Installing Solid ICEBy Frank Ohlhorst | Print
Qumranet's Solid ICE aims to bring low-cost, hosted desktop virtualization to businesses via the KVM standard.
Getting started with Solid ICE can be a major undertaking. First off, an appropriate server will be needed (please see our test configuration). It is important to provide ample processing power and RAM for Solid ICE to be used effectively. Server sizing should be based upon the number of concurrent virtualized PCs supported, the guest operating systems used and the desktop applications offered. With the low cost of hardware today, it is better to "overbuild" a server than to try to cut corners to meet the minimum needs.
Currently, Solid ICE V4.1 is designed to run on the CentOS operating system, a Linux distribution that is geared toward the server market. Currently, only Version 5 of CentOS is supported (support for V5.1 and 5.2 is slated for the near future). As Qumranet does not offer CentOS5, installers will have to download the seven installation CD images (or a single DVD image) from CentOS.org or one of the distribution's companion sites. After creating the installation media for CentOS, administrators will have to install it on the selected server. Luckily, after the hassles of getting the CentOS distribution, the installation of CentOS is rather straightforward.
Qumranet should offer detailed instructions for installing and configuring the operating system, as currently that chore is left to the gut feeling of the administrator and there are several installation options (such as firewall and services settings) that could have an impact on how well (and how securely) a deployment of the product goes. The company does offer a quick-installation PDF to guide the network operating system installation, but the document is based on a static implementation of the network operating system and does not offer any guidance for those looking to integrate the CentOS server into an existing network infrastructure.
Set aside an hour or more to get CentOS installed and running. After the installation of the operating system, next comes a torturous process of manually configuring many of the network elements, such as Ethernet bridging and IP configuration. A configuration wizard would be a nice touch and probably would eliminate much of the irritation caused by using cryptic editors and manual tools to set up the basic elements needed.
There are a few other requirements for the product, such as access to an external NFS (Network File System) server for the image repository, although with today's large-capacity hard drives and the speed of local storage, an NFS server should be an option and not a requirement.
The VDC server portion of the product needs to be installed on a Windows 2003 Server; support for Server 2008 is not referenced in the install documentation. The VDC Server needs to have the complete .NET Framework and most of the application server components installed.

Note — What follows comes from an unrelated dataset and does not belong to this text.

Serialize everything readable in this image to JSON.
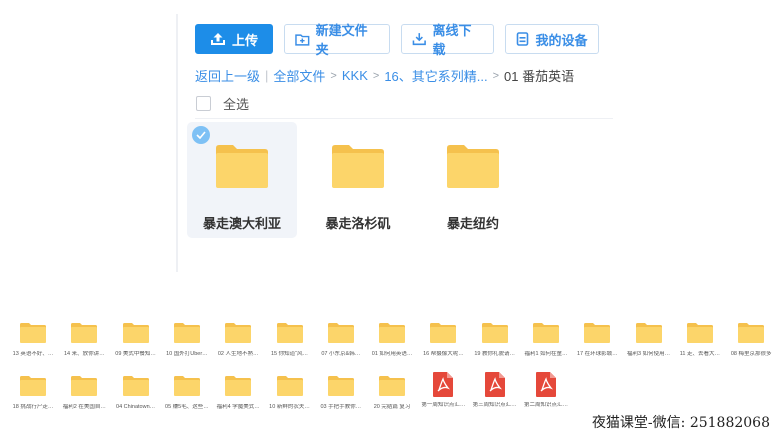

The company also recommends that the Windows Power Shell 1.0 utility be installed, along with the latest service packs and updates.
Luckily, the installation of the VDC server is not complicated and is wizard-driven. The next phases of installation are completed using the VDC server console and consist of defining several core settings, such as NFS mounts, MAC (media access control) address ranges, NTP (Network Time Protocol) servers, domains and a laundry list of other minor tweaks and changes.
While installation of the product can prove to be stressful and somewhat unguided, the tips and documentation provided should enable an advanced administrator to correctly install the product without the need for additional support. Knowledge of both Linux and Windows Server is critical to effectively install the product. Installation overhead and management complexity of Solid ICE may scare off quite a few would-be adopters, and the product does lack the polish of other virtualization technologies, such as VMware's offerings, Citrix Systems' products and even Microsoft's Hyper-V. Although those products are aimed at the server virtualization market, most users have come to expect quick-start wizards and that level of integrated installation support to be incorporated into any virtualization product. Luckily for Qumranet, the pain of installation seems to be worth it.